The senior libero also became the seventh Eastern player to record 1,000+ digs in a career, and she finished her career with 1,428, good for fourth all-time.
As a team, the Eagles had their best defensive performance on Aug. 30 in a dominating 3-0 sweep of Southeastern Conference-member Arkansas, holding the Razorbacks to a -.085 clip (16-24-94). That marked the first time EWU had held any opponent to a negative hitting percentage since a 3-0 win over St. Francis (N.Y.) on Sept. 1, 2006 (-.138). Later that day, Eastern rallied from 2-0 down to host Colorado State to force a fifth set before falling to the Rams. CSU would go a perfect 13-0 at home in 2008 to move its home winning streak to 28. Following their impressive weekend, Daniels and Hills were named to the All-Hilton Classic team.
The next weekend, Eastern Washington began laying claim to being the top team in the Inland Northwest with an impressive 3-1 win over Washington State (the Eagles would go 2-1 in 2008 versus WSU, Idaho and Gonzaga, the same record as Idaho had in round robin competition between those foes). At the tournament, the Eagles also defeated Notre Dame, a perennial national power in volleyball, by a 3-1 score. Hamilton and Hills earned All-Idaho Volleyball Classic honors.
The Eagles would start Big Sky play slow, recording a 3-3 league record before going on their impressive run of 12 wins in their last 14 matches of the season. The first three victories of that notable 14-match stretch were each special in their own ways.
First came a 3-1 victory over eventual Big Sky champion Portland State on Oct. 10, the first of two regular-season victories over the Vikings this year. Three days later came an exciting 3-2 road win over local rival Gonzaga, marking the initial time the Eagles had defeated the Bulldogs since 2005. Then, on Oct. 18, Eastern snapped a 10-match losing streak versus the six-time defending Big Sky champion Sacramento State, defeating the Hornets in another five-set contest.
Three more wins moved the winning streak to six before the Eagles dropped a 3-0 road decision to Montana. Then Eastern Washington rattled off another half dozen victories. This time it was the last four that were especially memorable.
On Nov. 8, the Eagles swept Northern Colorado in dominating fashion, hitting .416 (49-7-101) in the process, their best hitting percentage for an Eastern team since a 3-0 win over St. Francis on Sept. 1, 2006 (.569). The Bears had entered the evening in first place in the Big Sky standings. Another dominating victory came on the road against Portland State a week later to move the Eagles into a first-place tie with the Vikings with one match to play.
That set the stage for a memorable night in Sacramento, Calif., when the Eagles would outlast the Hornets 3-1 on Nov. 21 to clinch at least a share of the regular-season crown. An incredible fourth set put a cap on the evening, and the Big Sky season for the Eagles, as the teams tied 26 different times before EWU scored the final two points of an incredible 36-34 set. Eastern Washington claimed the outright regular-season title the next night when Sacramento State swept Portland State.

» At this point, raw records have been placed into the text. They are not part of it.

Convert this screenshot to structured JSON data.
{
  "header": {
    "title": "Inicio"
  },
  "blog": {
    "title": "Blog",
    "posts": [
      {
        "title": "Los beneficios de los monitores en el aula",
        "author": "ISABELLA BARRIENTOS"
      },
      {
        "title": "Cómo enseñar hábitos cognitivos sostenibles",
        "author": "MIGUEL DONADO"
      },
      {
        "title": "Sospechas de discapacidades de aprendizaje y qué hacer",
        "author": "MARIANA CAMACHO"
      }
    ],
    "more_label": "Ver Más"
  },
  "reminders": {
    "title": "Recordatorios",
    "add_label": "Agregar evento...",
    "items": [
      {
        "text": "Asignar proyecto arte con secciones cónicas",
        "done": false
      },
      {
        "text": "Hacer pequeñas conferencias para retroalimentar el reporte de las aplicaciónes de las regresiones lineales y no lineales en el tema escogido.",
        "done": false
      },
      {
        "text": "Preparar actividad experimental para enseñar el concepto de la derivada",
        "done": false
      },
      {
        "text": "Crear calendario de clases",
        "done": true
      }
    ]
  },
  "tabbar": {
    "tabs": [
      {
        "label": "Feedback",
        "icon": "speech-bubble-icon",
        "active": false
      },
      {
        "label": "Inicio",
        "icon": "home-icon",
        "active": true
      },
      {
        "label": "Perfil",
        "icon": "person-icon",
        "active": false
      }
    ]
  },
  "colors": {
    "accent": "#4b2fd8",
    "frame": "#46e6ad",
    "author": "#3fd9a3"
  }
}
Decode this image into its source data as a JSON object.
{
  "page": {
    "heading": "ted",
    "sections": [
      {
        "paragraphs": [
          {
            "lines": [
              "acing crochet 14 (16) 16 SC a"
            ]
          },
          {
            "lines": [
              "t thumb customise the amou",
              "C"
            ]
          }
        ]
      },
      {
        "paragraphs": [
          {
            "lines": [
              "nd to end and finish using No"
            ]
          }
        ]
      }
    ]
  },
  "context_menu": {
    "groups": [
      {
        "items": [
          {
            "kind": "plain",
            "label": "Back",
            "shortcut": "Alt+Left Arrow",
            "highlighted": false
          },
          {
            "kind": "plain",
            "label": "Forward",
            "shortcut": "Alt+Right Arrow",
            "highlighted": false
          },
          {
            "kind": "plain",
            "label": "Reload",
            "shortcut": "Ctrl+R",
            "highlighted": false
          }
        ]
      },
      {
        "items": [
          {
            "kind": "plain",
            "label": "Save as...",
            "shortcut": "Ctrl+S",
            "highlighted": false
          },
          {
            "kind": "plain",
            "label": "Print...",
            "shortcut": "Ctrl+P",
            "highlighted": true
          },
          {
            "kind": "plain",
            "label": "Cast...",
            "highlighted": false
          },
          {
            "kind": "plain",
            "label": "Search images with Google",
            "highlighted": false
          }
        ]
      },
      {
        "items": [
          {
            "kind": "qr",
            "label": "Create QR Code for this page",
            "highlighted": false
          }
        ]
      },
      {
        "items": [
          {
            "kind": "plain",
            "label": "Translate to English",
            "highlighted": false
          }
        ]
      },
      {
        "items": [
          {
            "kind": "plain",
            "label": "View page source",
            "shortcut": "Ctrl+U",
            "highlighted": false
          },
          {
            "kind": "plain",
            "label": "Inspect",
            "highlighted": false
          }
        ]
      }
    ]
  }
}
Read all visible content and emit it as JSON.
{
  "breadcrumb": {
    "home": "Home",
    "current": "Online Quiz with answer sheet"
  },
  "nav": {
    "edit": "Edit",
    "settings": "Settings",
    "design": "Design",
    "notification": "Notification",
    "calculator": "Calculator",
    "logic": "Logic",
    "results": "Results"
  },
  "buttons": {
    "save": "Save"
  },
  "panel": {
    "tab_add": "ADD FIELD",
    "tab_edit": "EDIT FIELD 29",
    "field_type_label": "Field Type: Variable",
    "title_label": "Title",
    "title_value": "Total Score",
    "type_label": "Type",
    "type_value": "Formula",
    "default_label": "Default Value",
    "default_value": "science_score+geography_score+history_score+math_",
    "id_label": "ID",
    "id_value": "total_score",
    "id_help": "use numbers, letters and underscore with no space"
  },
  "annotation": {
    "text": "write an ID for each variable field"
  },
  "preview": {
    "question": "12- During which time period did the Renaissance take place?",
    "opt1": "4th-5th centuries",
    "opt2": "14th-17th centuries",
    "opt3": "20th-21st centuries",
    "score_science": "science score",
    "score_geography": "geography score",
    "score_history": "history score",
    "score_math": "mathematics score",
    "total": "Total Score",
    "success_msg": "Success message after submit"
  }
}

Eastern Washington then kept its hot streak going with a sweep of Weber State in the Big Sky semifinals, moving to the league’s championship match for the eighth time in the past nine years. Unfortunately, the run would come to an end the following evening when the home-standing Portland State Vikings outlasted the Eagles 3-1 to claim the Big Sky championship for 2008.
Even though the Eagles are understandably not satisfied with falling just short of the Big Sky title, the team had an outstanding season in a number of ways and now look to build on 2008, as the team begins preparations for the 2009 campaign.